» WHAT THE TASK ASKS:
For every record, give an exact copy that has no pictures in it.

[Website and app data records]
· · · ·

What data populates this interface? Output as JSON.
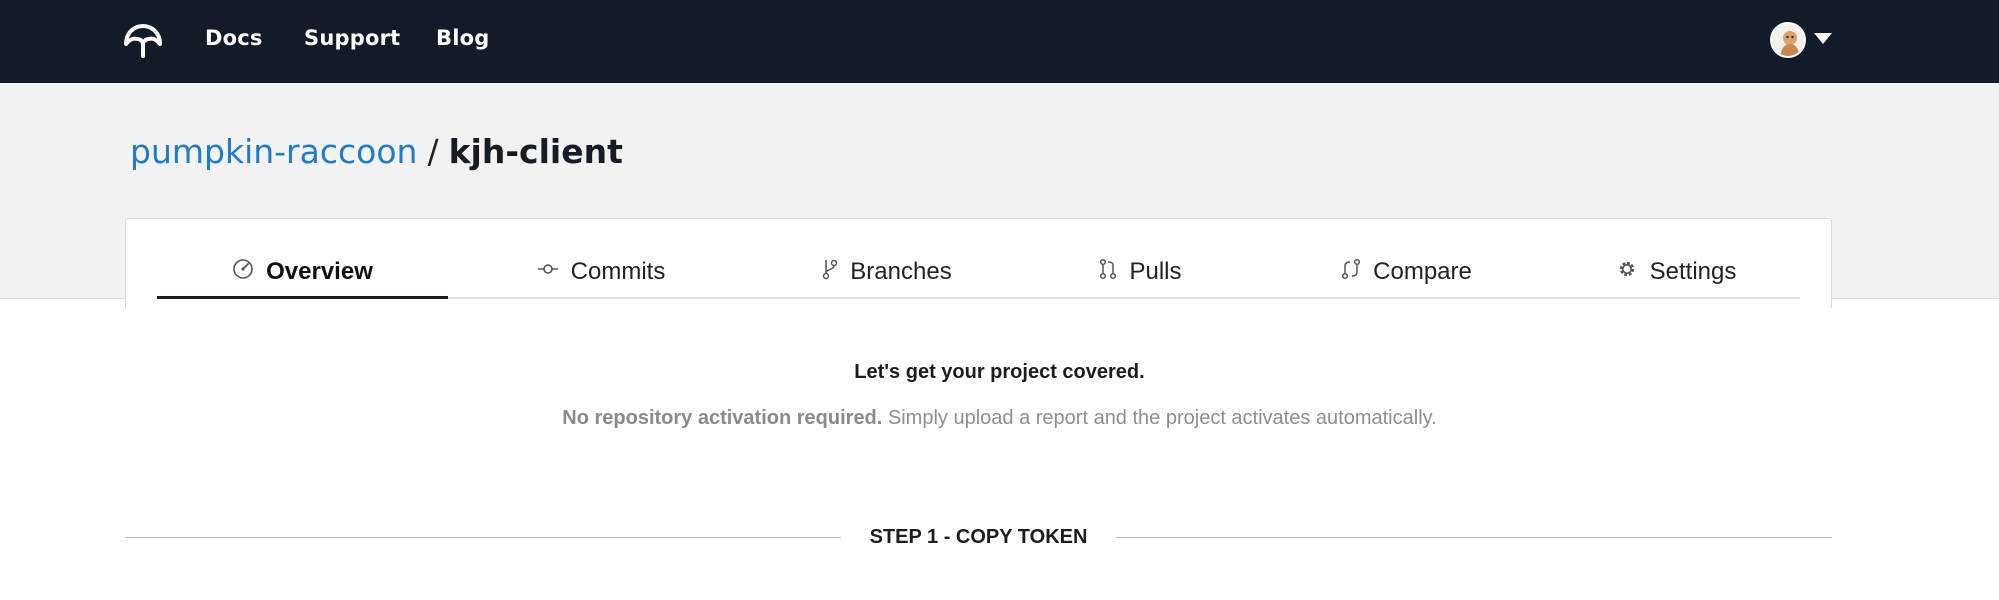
{
  "nav": {
    "logo_icon": "codecov-umbrella-icon",
    "links": [
      {
        "label": "Docs"
      },
      {
        "label": "Support"
      },
      {
        "label": "Blog"
      }
    ],
    "avatar_icon": "user-avatar-icon",
    "menu_icon": "caret-down-icon"
  },
  "breadcrumb": {
    "owner": "pumpkin-raccoon",
    "separator": "/",
    "repo": "kjh-client"
  },
  "tabs": [
    {
      "label": "Overview",
      "icon": "gauge-icon",
      "active": true
    },
    {
      "label": "Commits",
      "icon": "commit-icon",
      "active": false
    },
    {
      "label": "Branches",
      "icon": "branch-icon",
      "active": false
    },
    {
      "label": "Pulls",
      "icon": "pull-request-icon",
      "active": false
    },
    {
      "label": "Compare",
      "icon": "compare-icon",
      "active": false
    },
    {
      "label": "Settings",
      "icon": "gear-icon",
      "active": false
    }
  ],
  "main": {
    "headline": "Let's get your project covered.",
    "sub_bold": "No repository activation required.",
    "sub_rest": " Simply upload a report and the project activates automatically.",
    "step_label": "STEP 1 - COPY TOKEN"
  },
  "colors": {
    "nav_bg": "#131b29",
    "link_blue": "#1f7ccb",
    "band_bg": "#f2f2f2"
  }
}
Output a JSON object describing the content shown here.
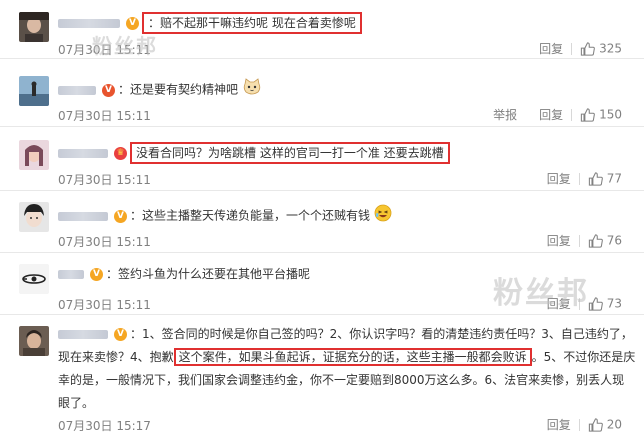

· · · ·

» REPLY:
What data populates this interface? Output as JSON.
{
  "nav": {
    "logo_icon": "codecov-umbrella-icon",
    "links": [
      {
        "label": "Docs"
      },
      {
        "label": "Support"
      },
      {
        "label": "Blog"
      }
    ],
    "avatar_icon": "user-avatar-icon",
    "menu_icon": "caret-down-icon"
  },
  "breadcrumb": {
    "owner": "pumpkin-raccoon",
    "separator": "/",
    "repo": "kjh-client"
  },
  "tabs": [
    {
      "label": "Overview",
      "icon": "gauge-icon",
      "active": true
    },
    {
      "label": "Commits",
      "icon": "commit-icon",
      "active": false
    },
    {
      "label": "Branches",
      "icon": "branch-icon",
      "active": false
    },
    {
      "label": "Pulls",
      "icon": "pull-request-icon",
      "active": false
    },
    {
      "label": "Compare",
      "icon": "compare-icon",
      "active": false
    },
    {
      "label": "Settings",
      "icon": "gear-icon",
      "active": false
    }
  ],
  "main": {
    "headline": "Let's get your project covered.",
    "sub_bold": "No repository activation required.",
    "sub_rest": " Simply upload a report and the project activates automatically.",
    "step_label": "STEP 1 - COPY TOKEN"
  },
  "colors": {
    "nav_bg": "#131b29",
    "link_blue": "#1f7ccb",
    "band_bg": "#f2f2f2"
  }
}
Output a JSON object describing the content shown here.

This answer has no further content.